March for Science

"The March for Science (formerly known as the Scientists' March on Washington) is a series of rallies and marches set to be held in Washington, D.C. and over 500 cities across the world on April 22, 2017. According to organizers, the march is a non-partisan movement to celebrate science and the role it plays in everyday lives. The main goals of the march and rally are to call for science that upholds the common good and to call for evidence-based policy in the public's best interest."

Map: Ok Slip Falls

Map: Ok Slip Falls

The Hudson Gorge Primitive Area (HGPA) encompasses approximately 17,000 acres of State Forest Preserve in Essex and Hamilton Counties.

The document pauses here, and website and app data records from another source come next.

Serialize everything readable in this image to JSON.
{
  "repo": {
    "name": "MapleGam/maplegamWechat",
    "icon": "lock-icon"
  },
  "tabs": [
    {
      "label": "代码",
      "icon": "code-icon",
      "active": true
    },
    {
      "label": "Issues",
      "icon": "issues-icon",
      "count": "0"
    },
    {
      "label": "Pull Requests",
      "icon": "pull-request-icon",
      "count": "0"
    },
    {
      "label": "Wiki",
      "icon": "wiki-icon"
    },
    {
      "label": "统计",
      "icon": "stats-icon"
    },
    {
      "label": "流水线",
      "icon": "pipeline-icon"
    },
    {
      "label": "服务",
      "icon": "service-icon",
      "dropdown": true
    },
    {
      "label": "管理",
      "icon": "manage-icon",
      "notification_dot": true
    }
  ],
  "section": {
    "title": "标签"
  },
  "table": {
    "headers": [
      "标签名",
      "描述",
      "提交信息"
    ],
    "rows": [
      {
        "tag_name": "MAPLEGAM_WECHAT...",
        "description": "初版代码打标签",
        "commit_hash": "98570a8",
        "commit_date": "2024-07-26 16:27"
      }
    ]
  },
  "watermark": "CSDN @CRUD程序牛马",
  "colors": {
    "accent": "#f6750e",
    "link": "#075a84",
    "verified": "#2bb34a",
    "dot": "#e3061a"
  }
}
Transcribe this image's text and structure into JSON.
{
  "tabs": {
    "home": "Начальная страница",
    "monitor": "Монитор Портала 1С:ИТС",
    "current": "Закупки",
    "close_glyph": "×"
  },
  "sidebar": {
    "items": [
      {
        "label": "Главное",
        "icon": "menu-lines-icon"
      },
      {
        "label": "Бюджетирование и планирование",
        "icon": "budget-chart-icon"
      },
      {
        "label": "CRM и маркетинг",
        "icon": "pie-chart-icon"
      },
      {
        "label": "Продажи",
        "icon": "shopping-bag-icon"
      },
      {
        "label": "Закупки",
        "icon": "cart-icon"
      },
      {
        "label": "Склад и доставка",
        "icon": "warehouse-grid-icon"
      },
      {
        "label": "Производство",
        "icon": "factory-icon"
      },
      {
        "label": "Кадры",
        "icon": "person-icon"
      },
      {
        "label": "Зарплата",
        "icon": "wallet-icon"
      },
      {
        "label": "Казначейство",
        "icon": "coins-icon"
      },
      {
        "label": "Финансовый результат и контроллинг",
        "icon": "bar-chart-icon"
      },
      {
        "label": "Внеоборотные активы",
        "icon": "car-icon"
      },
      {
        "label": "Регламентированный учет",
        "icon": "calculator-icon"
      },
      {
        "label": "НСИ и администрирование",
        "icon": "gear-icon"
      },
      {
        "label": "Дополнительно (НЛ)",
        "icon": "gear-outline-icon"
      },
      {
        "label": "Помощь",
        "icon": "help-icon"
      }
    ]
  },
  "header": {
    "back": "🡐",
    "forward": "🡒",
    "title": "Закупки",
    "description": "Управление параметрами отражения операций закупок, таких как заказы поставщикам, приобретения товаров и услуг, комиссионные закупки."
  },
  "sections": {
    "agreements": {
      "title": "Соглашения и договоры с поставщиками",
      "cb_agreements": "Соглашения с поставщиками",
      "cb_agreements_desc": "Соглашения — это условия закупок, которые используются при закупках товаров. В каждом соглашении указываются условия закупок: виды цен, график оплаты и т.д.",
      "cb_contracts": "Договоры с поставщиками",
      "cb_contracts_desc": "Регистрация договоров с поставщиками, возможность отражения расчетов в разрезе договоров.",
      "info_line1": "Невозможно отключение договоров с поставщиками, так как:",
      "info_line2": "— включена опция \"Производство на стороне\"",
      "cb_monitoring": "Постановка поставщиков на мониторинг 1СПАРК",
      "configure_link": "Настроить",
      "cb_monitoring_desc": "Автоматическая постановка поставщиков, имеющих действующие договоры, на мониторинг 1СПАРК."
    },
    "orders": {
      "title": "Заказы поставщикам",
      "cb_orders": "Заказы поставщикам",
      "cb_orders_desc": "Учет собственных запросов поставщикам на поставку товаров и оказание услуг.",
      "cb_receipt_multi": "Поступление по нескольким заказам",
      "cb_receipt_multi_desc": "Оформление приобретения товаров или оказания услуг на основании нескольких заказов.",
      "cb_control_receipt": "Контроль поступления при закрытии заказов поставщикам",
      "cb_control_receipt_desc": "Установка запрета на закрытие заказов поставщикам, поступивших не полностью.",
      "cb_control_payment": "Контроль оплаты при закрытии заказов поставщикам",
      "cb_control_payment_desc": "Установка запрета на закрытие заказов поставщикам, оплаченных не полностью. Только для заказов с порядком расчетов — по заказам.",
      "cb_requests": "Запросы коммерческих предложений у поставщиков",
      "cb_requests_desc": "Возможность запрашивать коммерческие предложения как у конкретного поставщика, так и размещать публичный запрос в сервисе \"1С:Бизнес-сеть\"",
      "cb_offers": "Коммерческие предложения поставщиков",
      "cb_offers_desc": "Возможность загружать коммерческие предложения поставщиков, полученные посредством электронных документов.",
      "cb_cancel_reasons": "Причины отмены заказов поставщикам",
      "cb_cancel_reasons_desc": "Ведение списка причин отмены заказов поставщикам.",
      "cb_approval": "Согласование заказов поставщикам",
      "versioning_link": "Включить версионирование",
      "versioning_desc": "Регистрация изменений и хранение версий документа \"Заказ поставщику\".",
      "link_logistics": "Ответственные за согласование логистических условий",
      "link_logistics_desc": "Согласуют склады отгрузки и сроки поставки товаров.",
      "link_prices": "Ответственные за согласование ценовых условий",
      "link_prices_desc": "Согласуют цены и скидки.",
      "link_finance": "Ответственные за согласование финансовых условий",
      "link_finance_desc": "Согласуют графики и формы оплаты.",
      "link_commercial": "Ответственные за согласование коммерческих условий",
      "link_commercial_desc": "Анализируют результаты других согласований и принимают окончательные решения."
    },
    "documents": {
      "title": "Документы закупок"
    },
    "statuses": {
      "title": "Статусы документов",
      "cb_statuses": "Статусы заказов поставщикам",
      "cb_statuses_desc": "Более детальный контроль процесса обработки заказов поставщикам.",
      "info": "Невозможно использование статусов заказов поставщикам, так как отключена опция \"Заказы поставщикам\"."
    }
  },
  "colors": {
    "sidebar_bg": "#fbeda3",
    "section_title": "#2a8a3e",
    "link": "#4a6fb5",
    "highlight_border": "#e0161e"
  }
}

It is located north of State Route 28 between the hamlets of Indian Lake and North River, near the center of the Adirondack Park.

The steep-sided Hudson Gorge is one of the most spectacular reaches of the Hudson River. Whitewater rafting through the gorge is the most popular recreational activity in the primitive area. With limited foot trail access, the interior of the area offers great opportunities for hiking, camping, hunting, fishing and trapping in a wild setting. Most visitors to the primitive area have been customers of whitewater rafting outfitters, who have led rafting trips between the Lake Abanakee dam on the Indian River to the hamlet of North River on the Hudson, 16 miles away.


Photo: Dont Tread On Me

Dont Tread On Me

This is my other new camp flag. Goes will with the Blue Marble flag. I'm sure it will annoy my liberal friends, but I don't care. I'm not a fan of Donald Trump or Paul Ryan, but I do like the message of getting our increasingly large government over our backs. I'm fine with government regulating multinational corporations, but it shouldn't be micromanaging private citizens lives. I feel like such a rebel with this flag. Haha.

Photo: New Battery

New Battery

With the low-voltage disconnect, I'm hoping for much longer battery life going forward -- and lights that stay on longer. The low voltage disconnect will prevent the battery voltage from going below 12.1 volts when I leave the inverter or lights well into the evening.